Hygiene and pest management
- Pest-management measures shall be established and maintained to ensure that areas used for the storing, handling and processing of organic products are effectively protected against pests.
- Management of pests shall be achieved mainly by means of scrupulous hygiene, cleaning and sanitation.
- To manage pests, the following methods may be used:
- preventive methods such as disruption, elimination of habitat, and access to facilities
- mechanical, physical and biological methods
- substances listed in Annex B
- If the methods listed above are unsuccessful, conventional pest control (e.g., fumigations) may be used, with maximum care, under the following conditions:
- Ethylene oxide, methyl bromide, aluminium phosphide or ionizing radiation may not be used.
- Organic products shall be moved out of the treated area.
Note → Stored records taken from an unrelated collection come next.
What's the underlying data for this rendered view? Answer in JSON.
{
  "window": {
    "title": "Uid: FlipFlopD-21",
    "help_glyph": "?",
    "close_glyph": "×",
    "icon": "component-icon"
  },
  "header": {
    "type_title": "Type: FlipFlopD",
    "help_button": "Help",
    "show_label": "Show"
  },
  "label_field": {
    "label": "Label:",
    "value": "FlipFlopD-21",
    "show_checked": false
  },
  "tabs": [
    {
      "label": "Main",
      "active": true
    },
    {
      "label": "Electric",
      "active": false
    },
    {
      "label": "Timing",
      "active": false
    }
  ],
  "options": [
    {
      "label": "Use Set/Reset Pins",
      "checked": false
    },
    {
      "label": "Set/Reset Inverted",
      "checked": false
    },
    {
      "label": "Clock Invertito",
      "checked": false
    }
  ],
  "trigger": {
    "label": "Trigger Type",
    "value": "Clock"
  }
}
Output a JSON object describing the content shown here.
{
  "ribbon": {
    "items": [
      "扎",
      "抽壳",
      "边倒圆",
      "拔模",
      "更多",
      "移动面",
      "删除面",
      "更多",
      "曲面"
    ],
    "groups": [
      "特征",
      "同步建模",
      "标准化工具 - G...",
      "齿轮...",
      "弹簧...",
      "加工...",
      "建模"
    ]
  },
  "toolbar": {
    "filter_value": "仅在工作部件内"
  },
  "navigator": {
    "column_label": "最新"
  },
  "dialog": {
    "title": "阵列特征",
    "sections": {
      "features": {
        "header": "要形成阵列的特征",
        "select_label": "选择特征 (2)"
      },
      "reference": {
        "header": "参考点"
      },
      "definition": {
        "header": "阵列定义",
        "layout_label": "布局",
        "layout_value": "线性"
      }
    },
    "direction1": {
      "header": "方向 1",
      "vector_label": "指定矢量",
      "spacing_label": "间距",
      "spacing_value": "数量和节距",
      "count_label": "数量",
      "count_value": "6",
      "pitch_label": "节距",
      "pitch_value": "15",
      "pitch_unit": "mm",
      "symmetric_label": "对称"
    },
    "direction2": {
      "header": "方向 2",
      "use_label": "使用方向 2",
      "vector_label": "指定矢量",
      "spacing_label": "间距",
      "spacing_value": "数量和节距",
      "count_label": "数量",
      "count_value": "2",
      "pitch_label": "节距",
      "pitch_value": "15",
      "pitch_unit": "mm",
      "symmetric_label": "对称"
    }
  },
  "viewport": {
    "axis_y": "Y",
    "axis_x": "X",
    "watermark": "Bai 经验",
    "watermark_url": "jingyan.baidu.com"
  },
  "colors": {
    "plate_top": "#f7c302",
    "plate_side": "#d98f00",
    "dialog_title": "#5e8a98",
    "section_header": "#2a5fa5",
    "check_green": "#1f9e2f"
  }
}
- The operator shall take precautions to prevent contamination and include measures to decontaminate the equipment or facilities.
- The treatment shall be carried out under the supervision of a qualified person or organization.
- Records of date, substance and area treated shall be kept of all pest-control and fumigation measures taken.
A raw or processed product labelled as “organic” shall contain, by weight, excluding water and edible salt, no less than 95 % organic ingredients. The remaining ingredients may include nonorganic ingredients fulfilling the relevant parts of this standard.
A product labelled as “made with organic ingredient(s)” shall contain, by weight, excluding water and edible salt, at least 70 % organic ingredients. The remaining ingredients may include nonorganic ingredients fulfilling the relevant parts of this standard.
For a product in which less than 70 % of the ingredients are organic, the word organic may be stated in the ingredient panel or in conjunction with the organic ingredient.
All ingredients of a multi-ingredient product shall be listed on the product label in order of their weight percentage. It shall be apparent which ingredients are of organic origin and which are not. All EAS additives shall be listed with their full name. Where herbs and/or spices constitute less than 2 % of the total weight of the product, they may be listed as “spices" or “herbs" without stating the percentage.
The name and contact address of the responsible operator shall appear on the labelling for products in their final consumer packaging.
Labelling shall follow the applicable legislation.
A statement that the product is “produced according to the East Africa Organic Standard” may be made on the labels.